__Working data__:
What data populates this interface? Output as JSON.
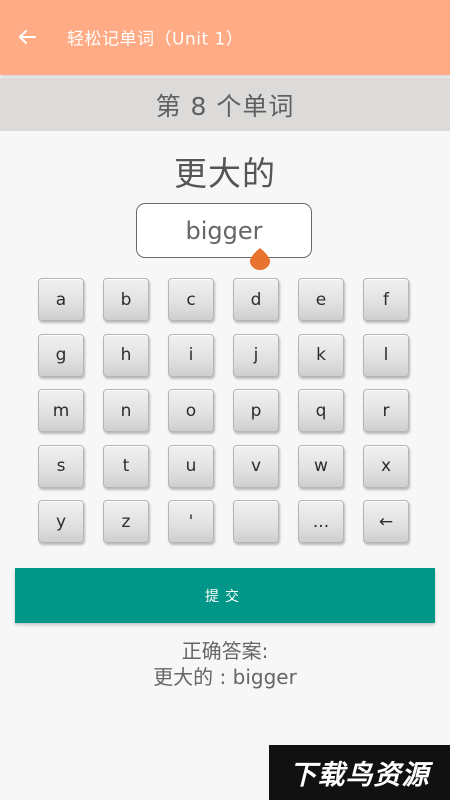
{
  "appbar": {
    "title": "轻松记单词（Unit 1）",
    "back_icon": "arrow-left-icon",
    "background": "#ffab85"
  },
  "progress": {
    "label": "第 8 个单词"
  },
  "question": {
    "word": "更大的"
  },
  "answer_input": {
    "value": "bigger",
    "cursor_color": "#e8732e"
  },
  "keyboard": {
    "rows": [
      [
        "a",
        "b",
        "c",
        "d",
        "e",
        "f"
      ],
      [
        "g",
        "h",
        "i",
        "j",
        "k",
        "l"
      ],
      [
        "m",
        "n",
        "o",
        "p",
        "q",
        "r"
      ],
      [
        "s",
        "t",
        "u",
        "v",
        "w",
        "x"
      ],
      [
        "y",
        "z",
        "'",
        "",
        "...",
        "←"
      ]
    ]
  },
  "submit": {
    "label": "提交",
    "color": "#009688"
  },
  "result": {
    "label": "正确答案:",
    "value": "更大的 : bigger"
  },
  "watermark": {
    "text": "下载鸟资源"
  }
}
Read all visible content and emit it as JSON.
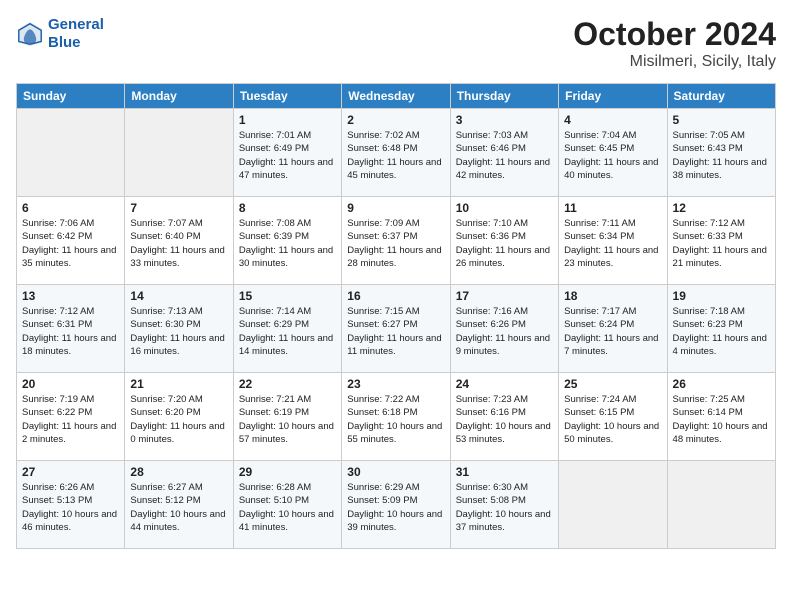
{
  "header": {
    "logo_line1": "General",
    "logo_line2": "Blue",
    "month": "October 2024",
    "location": "Misilmeri, Sicily, Italy"
  },
  "days_of_week": [
    "Sunday",
    "Monday",
    "Tuesday",
    "Wednesday",
    "Thursday",
    "Friday",
    "Saturday"
  ],
  "weeks": [
    [
      {
        "day": "",
        "content": ""
      },
      {
        "day": "",
        "content": ""
      },
      {
        "day": "1",
        "content": "Sunrise: 7:01 AM\nSunset: 6:49 PM\nDaylight: 11 hours and 47 minutes."
      },
      {
        "day": "2",
        "content": "Sunrise: 7:02 AM\nSunset: 6:48 PM\nDaylight: 11 hours and 45 minutes."
      },
      {
        "day": "3",
        "content": "Sunrise: 7:03 AM\nSunset: 6:46 PM\nDaylight: 11 hours and 42 minutes."
      },
      {
        "day": "4",
        "content": "Sunrise: 7:04 AM\nSunset: 6:45 PM\nDaylight: 11 hours and 40 minutes."
      },
      {
        "day": "5",
        "content": "Sunrise: 7:05 AM\nSunset: 6:43 PM\nDaylight: 11 hours and 38 minutes."
      }
    ],
    [
      {
        "day": "6",
        "content": "Sunrise: 7:06 AM\nSunset: 6:42 PM\nDaylight: 11 hours and 35 minutes."
      },
      {
        "day": "7",
        "content": "Sunrise: 7:07 AM\nSunset: 6:40 PM\nDaylight: 11 hours and 33 minutes."
      },
      {
        "day": "8",
        "content": "Sunrise: 7:08 AM\nSunset: 6:39 PM\nDaylight: 11 hours and 30 minutes."
      },
      {
        "day": "9",
        "content": "Sunrise: 7:09 AM\nSunset: 6:37 PM\nDaylight: 11 hours and 28 minutes."
      },
      {
        "day": "10",
        "content": "Sunrise: 7:10 AM\nSunset: 6:36 PM\nDaylight: 11 hours and 26 minutes."
      },
      {
        "day": "11",
        "content": "Sunrise: 7:11 AM\nSunset: 6:34 PM\nDaylight: 11 hours and 23 minutes."
      },
      {
        "day": "12",
        "content": "Sunrise: 7:12 AM\nSunset: 6:33 PM\nDaylight: 11 hours and 21 minutes."
      }
    ],
    [
      {
        "day": "13",
        "content": "Sunrise: 7:12 AM\nSunset: 6:31 PM\nDaylight: 11 hours and 18 minutes."
      },
      {
        "day": "14",
        "content": "Sunrise: 7:13 AM\nSunset: 6:30 PM\nDaylight: 11 hours and 16 minutes."
      },
      {
        "day": "15",
        "content": "Sunrise: 7:14 AM\nSunset: 6:29 PM\nDaylight: 11 hours and 14 minutes."
      },
      {
        "day": "16",
        "content": "Sunrise: 7:15 AM\nSunset: 6:27 PM\nDaylight: 11 hours and 11 minutes."
      },
      {
        "day": "17",
        "content": "Sunrise: 7:16 AM\nSunset: 6:26 PM\nDaylight: 11 hours and 9 minutes."
      },
      {
        "day": "18",
        "content": "Sunrise: 7:17 AM\nSunset: 6:24 PM\nDaylight: 11 hours and 7 minutes."
      },
      {
        "day": "19",
        "content": "Sunrise: 7:18 AM\nSunset: 6:23 PM\nDaylight: 11 hours and 4 minutes."
      }
    ],
    [
      {
        "day": "20",
        "content": "Sunrise: 7:19 AM\nSunset: 6:22 PM\nDaylight: 11 hours and 2 minutes."
      },
      {
        "day": "21",
        "content": "Sunrise: 7:20 AM\nSunset: 6:20 PM\nDaylight: 11 hours and 0 minutes."
      },
      {
        "day": "22",
        "content": "Sunrise: 7:21 AM\nSunset: 6:19 PM\nDaylight: 10 hours and 57 minutes."
      },
      {
        "day": "23",
        "content": "Sunrise: 7:22 AM\nSunset: 6:18 PM\nDaylight: 10 hours and 55 minutes."
      },
      {
        "day": "24",
        "content": "Sunrise: 7:23 AM\nSunset: 6:16 PM\nDaylight: 10 hours and 53 minutes."
      },
      {
        "day": "25",
        "content": "Sunrise: 7:24 AM\nSunset: 6:15 PM\nDaylight: 10 hours and 50 minutes."
      },
      {
        "day": "26",
        "content": "Sunrise: 7:25 AM\nSunset: 6:14 PM\nDaylight: 10 hours and 48 minutes."
      }
    ],
    [
      {
        "day": "27",
        "content": "Sunrise: 6:26 AM\nSunset: 5:13 PM\nDaylight: 10 hours and 46 minutes."
      },
      {
        "day": "28",
        "content": "Sunrise: 6:27 AM\nSunset: 5:12 PM\nDaylight: 10 hours and 44 minutes."
      },
      {
        "day": "29",
        "content": "Sunrise: 6:28 AM\nSunset: 5:10 PM\nDaylight: 10 hours and 41 minutes."
      },
      {
        "day": "30",
        "content": "Sunrise: 6:29 AM\nSunset: 5:09 PM\nDaylight: 10 hours and 39 minutes."
      },
      {
        "day": "31",
        "content": "Sunrise: 6:30 AM\nSunset: 5:08 PM\nDaylight: 10 hours and 37 minutes."
      },
      {
        "day": "",
        "content": ""
      },
      {
        "day": "",
        "content": ""
      }
    ]
  ]
}
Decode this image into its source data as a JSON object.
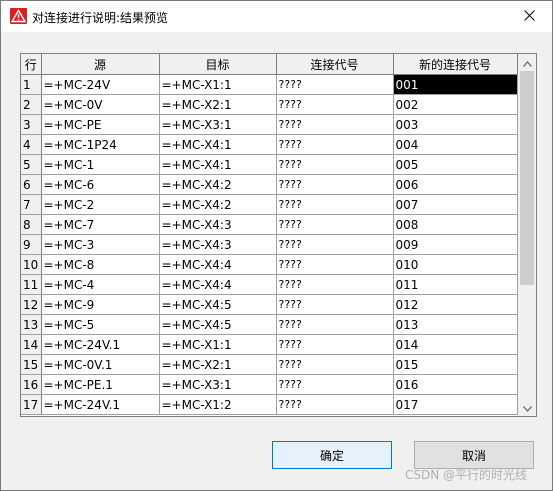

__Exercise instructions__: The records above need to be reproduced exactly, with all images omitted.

__Result__:
What data populates this interface? Output as JSON.
{
  "appbar": {
    "title": "轻松记单词（Unit 1）",
    "back_icon": "arrow-left-icon",
    "background": "#ffab85"
  },
  "progress": {
    "label": "第 8 个单词"
  },
  "question": {
    "word": "更大的"
  },
  "answer_input": {
    "value": "bigger",
    "cursor_color": "#e8732e"
  },
  "keyboard": {
    "rows": [
      [
        "a",
        "b",
        "c",
        "d",
        "e",
        "f"
      ],
      [
        "g",
        "h",
        "i",
        "j",
        "k",
        "l"
      ],
      [
        "m",
        "n",
        "o",
        "p",
        "q",
        "r"
      ],
      [
        "s",
        "t",
        "u",
        "v",
        "w",
        "x"
      ],
      [
        "y",
        "z",
        "'",
        "",
        "...",
        "←"
      ]
    ]
  },
  "submit": {
    "label": "提交",
    "color": "#009688"
  },
  "result": {
    "label": "正确答案:",
    "value": "更大的 : bigger"
  },
  "watermark": {
    "text": "下载鸟资源"
  }
}
Read all visible content and emit it as JSON.
{
  "header": {
    "logo_line1": "General",
    "logo_line2": "Blue",
    "month": "October 2024",
    "location": "Misilmeri, Sicily, Italy"
  },
  "days_of_week": [
    "Sunday",
    "Monday",
    "Tuesday",
    "Wednesday",
    "Thursday",
    "Friday",
    "Saturday"
  ],
  "weeks": [
    [
      {
        "day": "",
        "content": ""
      },
      {
        "day": "",
        "content": ""
      },
      {
        "day": "1",
        "content": "Sunrise: 7:01 AM\nSunset: 6:49 PM\nDaylight: 11 hours and 47 minutes."
      },
      {
        "day": "2",
        "content": "Sunrise: 7:02 AM\nSunset: 6:48 PM\nDaylight: 11 hours and 45 minutes."
      },
      {
        "day": "3",
        "content": "Sunrise: 7:03 AM\nSunset: 6:46 PM\nDaylight: 11 hours and 42 minutes."
      },
      {
        "day": "4",
        "content": "Sunrise: 7:04 AM\nSunset: 6:45 PM\nDaylight: 11 hours and 40 minutes."
      },
      {
        "day": "5",
        "content": "Sunrise: 7:05 AM\nSunset: 6:43 PM\nDaylight: 11 hours and 38 minutes."
      }
    ],
    [
      {
        "day": "6",
        "content": "Sunrise: 7:06 AM\nSunset: 6:42 PM\nDaylight: 11 hours and 35 minutes."
      },
      {
        "day": "7",
        "content": "Sunrise: 7:07 AM\nSunset: 6:40 PM\nDaylight: 11 hours and 33 minutes."
      },
      {
        "day": "8",
        "content": "Sunrise: 7:08 AM\nSunset: 6:39 PM\nDaylight: 11 hours and 30 minutes."
      },
      {
        "day": "9",
        "content": "Sunrise: 7:09 AM\nSunset: 6:37 PM\nDaylight: 11 hours and 28 minutes."
      },
      {
        "day": "10",
        "content": "Sunrise: 7:10 AM\nSunset: 6:36 PM\nDaylight: 11 hours and 26 minutes."
      },
      {
        "day": "11",
        "content": "Sunrise: 7:11 AM\nSunset: 6:34 PM\nDaylight: 11 hours and 23 minutes."
      },
      {
        "day": "12",
        "content": "Sunrise: 7:12 AM\nSunset: 6:33 PM\nDaylight: 11 hours and 21 minutes."
      }
    ],
    [
      {
        "day": "13",
        "content": "Sunrise: 7:12 AM\nSunset: 6:31 PM\nDaylight: 11 hours and 18 minutes."
      },
      {
        "day": "14",
        "content": "Sunrise: 7:13 AM\nSunset: 6:30 PM\nDaylight: 11 hours and 16 minutes."
      },
      {
        "day": "15",
        "content": "Sunrise: 7:14 AM\nSunset: 6:29 PM\nDaylight: 11 hours and 14 minutes."
      },
      {
        "day": "16",
        "content": "Sunrise: 7:15 AM\nSunset: 6:27 PM\nDaylight: 11 hours and 11 minutes."
      },
      {
        "day": "17",
        "content": "Sunrise: 7:16 AM\nSunset: 6:26 PM\nDaylight: 11 hours and 9 minutes."
      },
      {
        "day": "18",
        "content": "Sunrise: 7:17 AM\nSunset: 6:24 PM\nDaylight: 11 hours and 7 minutes."
      },
      {
        "day": "19",
        "content": "Sunrise: 7:18 AM\nSunset: 6:23 PM\nDaylight: 11 hours and 4 minutes."
      }
    ],
    [
      {
        "day": "20",
        "content": "Sunrise: 7:19 AM\nSunset: 6:22 PM\nDaylight: 11 hours and 2 minutes."
      },
      {
        "day": "21",
        "content": "Sunrise: 7:20 AM\nSunset: 6:20 PM\nDaylight: 11 hours and 0 minutes."
      },
      {
        "day": "22",
        "content": "Sunrise: 7:21 AM\nSunset: 6:19 PM\nDaylight: 10 hours and 57 minutes."
      },
      {
        "day": "23",
        "content": "Sunrise: 7:22 AM\nSunset: 6:18 PM\nDaylight: 10 hours and 55 minutes."
      },
      {
        "day": "24",
        "content": "Sunrise: 7:23 AM\nSunset: 6:16 PM\nDaylight: 10 hours and 53 minutes."
      },
      {
        "day": "25",
        "content": "Sunrise: 7:24 AM\nSunset: 6:15 PM\nDaylight: 10 hours and 50 minutes."
      },
      {
        "day": "26",
        "content": "Sunrise: 7:25 AM\nSunset: 6:14 PM\nDaylight: 10 hours and 48 minutes."
      }
    ],
    [
      {
        "day": "27",
        "content": "Sunrise: 6:26 AM\nSunset: 5:13 PM\nDaylight: 10 hours and 46 minutes."
      },
      {
        "day": "28",
        "content": "Sunrise: 6:27 AM\nSunset: 5:12 PM\nDaylight: 10 hours and 44 minutes."
      },
      {
        "day": "29",
        "content": "Sunrise: 6:28 AM\nSunset: 5:10 PM\nDaylight: 10 hours and 41 minutes."
      },
      {
        "day": "30",
        "content": "Sunrise: 6:29 AM\nSunset: 5:09 PM\nDaylight: 10 hours and 39 minutes."
      },
      {
        "day": "31",
        "content": "Sunrise: 6:30 AM\nSunset: 5:08 PM\nDaylight: 10 hours and 37 minutes."
      },
      {
        "day": "",
        "content": ""
      },
      {
        "day": "",
        "content": ""
      }
    ]
  ]
}
Decode this image into its source data as a JSON object.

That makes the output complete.